Emerging market debt for diversification?
The analysis highlights that investors would have been better off buying USD-denominated EM debt in recent years, regardless if from governments or corporates. However, this perspective is backward-looking, and the USD might underperform going forward, which would make local currency-denominated bonds more attractive for US investors.
Furthermore, yields and credit quality are comparable across the types of EM debt, which further adds to the complexity of evaluating EM bonds as an investment opportunity.
From a diversification perspective, investors should prefer strategies that feature low correlations to traditional assets. We calculate the correlations to the S&P 500, US investment grade bonds, and US high yield bonds in the period from 2012 to 2020. EM corporate debt was most attractive for diversification given the lowest correlations while EM government debt was highly correlated with US high yield bonds, which suggests investors view these as similar instruments (see graph 4).
Finally, we simulate how accretive a 10% allocation to EM debt would have been for a traditional US equity-bond portfolio from 2012 to 2020. We observe the return decreased in all cases, which is simply explained by less exposure to the S&P 500, which outperformed almost all asset classes in recent years. However, the portfolio volatility decreased further, which results in slightly higher risk-adjusted returns when including EM debt.
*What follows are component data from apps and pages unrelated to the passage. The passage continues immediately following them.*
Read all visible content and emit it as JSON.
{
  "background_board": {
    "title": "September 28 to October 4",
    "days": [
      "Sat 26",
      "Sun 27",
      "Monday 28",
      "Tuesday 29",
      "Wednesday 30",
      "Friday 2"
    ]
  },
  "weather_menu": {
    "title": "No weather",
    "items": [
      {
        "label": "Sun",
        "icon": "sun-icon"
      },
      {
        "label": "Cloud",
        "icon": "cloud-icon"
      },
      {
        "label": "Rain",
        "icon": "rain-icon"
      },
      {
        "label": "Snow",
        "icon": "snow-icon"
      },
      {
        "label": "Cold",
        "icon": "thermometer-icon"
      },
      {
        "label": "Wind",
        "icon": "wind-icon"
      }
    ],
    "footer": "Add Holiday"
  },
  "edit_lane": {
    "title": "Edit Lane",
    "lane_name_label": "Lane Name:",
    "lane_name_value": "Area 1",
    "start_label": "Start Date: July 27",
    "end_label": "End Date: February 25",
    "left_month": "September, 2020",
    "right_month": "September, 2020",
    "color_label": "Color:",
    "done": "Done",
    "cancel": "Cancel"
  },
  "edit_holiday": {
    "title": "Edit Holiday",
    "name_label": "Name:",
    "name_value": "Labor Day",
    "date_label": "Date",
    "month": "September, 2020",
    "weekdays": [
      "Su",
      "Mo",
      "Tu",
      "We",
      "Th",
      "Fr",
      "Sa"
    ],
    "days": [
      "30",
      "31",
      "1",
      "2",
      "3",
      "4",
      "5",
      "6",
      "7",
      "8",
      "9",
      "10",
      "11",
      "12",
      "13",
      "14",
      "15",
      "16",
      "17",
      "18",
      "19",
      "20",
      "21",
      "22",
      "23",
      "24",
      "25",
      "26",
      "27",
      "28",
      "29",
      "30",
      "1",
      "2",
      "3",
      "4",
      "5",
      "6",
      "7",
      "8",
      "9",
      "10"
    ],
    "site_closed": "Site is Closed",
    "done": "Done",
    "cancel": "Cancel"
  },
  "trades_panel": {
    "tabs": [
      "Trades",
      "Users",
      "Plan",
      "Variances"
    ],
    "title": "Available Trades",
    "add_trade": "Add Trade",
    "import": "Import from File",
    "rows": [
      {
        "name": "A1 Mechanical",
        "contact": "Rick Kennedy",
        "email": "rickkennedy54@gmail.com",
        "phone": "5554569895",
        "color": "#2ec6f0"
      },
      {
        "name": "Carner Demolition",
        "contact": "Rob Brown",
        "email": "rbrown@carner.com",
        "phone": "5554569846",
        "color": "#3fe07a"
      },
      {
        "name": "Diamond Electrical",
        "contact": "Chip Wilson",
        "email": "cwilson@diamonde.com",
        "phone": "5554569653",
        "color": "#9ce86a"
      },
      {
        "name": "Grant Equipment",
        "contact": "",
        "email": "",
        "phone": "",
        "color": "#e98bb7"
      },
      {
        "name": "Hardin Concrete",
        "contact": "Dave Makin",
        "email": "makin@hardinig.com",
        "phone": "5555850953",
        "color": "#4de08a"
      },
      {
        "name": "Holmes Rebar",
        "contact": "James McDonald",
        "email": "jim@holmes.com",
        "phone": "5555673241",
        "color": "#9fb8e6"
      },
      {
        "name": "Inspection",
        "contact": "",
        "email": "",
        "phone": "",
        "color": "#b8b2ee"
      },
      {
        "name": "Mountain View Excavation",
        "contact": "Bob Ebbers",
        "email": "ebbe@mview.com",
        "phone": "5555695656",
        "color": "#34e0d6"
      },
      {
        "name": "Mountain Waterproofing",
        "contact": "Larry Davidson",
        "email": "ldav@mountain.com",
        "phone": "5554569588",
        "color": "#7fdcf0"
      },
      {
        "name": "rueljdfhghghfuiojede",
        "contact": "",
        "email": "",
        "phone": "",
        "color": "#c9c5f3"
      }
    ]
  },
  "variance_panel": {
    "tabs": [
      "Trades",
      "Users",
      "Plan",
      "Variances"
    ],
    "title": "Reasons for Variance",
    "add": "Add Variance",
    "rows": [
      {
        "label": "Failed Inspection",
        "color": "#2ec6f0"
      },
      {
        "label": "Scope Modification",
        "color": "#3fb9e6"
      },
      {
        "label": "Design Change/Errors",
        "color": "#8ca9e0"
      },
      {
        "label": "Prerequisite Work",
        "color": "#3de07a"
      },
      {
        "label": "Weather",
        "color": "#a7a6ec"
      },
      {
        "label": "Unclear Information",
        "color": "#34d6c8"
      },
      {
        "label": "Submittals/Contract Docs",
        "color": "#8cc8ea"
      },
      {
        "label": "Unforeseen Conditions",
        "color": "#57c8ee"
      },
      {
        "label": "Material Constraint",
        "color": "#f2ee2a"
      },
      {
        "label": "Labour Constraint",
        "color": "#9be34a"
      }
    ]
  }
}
We also provided a scenario with a 10% allocation to US high yield bonds given the high correlations to EM debt, which also would have increased risk-adjusted returns, but not reduced the maximum drawdown as significantly as EM debt. US high yield debt is more correlated to US equities and bonds than EM debt and therefore provided fewer diversification benefits (see graph 5).
The analysis can be challenged given that we mainly focused on the period from 2012 to 2020, which effectively represents a bull market in equities as well as bonds and therefore only a part of a complete market cycle. However, there is a longer data history available for USD-denominated EM government debt, which includes the global financial crisis from 2008 to 2009.
Evaluating the benefit of a 10% allocation to this type of EM debt highlights an increase in risk-return ratios from 0.90 to 0.96 for a traditional US equity-bond portfolio and a reduction of the maximum drawdown from 28.7% to 27.1%.
Given high levels of public, corporate, and household debt, as well as poor demographics in most developed countries, inflation and economic growth is likely to remain low for the foreseeable future. It is challenging to see interest rates and bond yields in developed markets rising significantly in such an environment, which should continue to keep the interest in highyielding EM debt elevated.
An allocation to EM debt has been accretive for US investors and is likely superior to US high yield bonds given lower correlations to traditional assets. However, there are strategies like managed futures or liquid alternative products that offer higher diversification benefits.
It is also worth noting that many emerging markets feature the same structural issues as developed markets. For example, China, which features prominently in the EM debt ETFs, has one of the highest debt-to-GDP ratios globally as of today, but is expected to lose 400 million people until 2100. Paying interest and repaying debt will become challenging over time.
Nicolas Rabener is managing director of FactorResearch
This article first appeared in the Q1 2020 edition of Beyond Beta, the world's only smart beta publication. To receive a full copy, click here.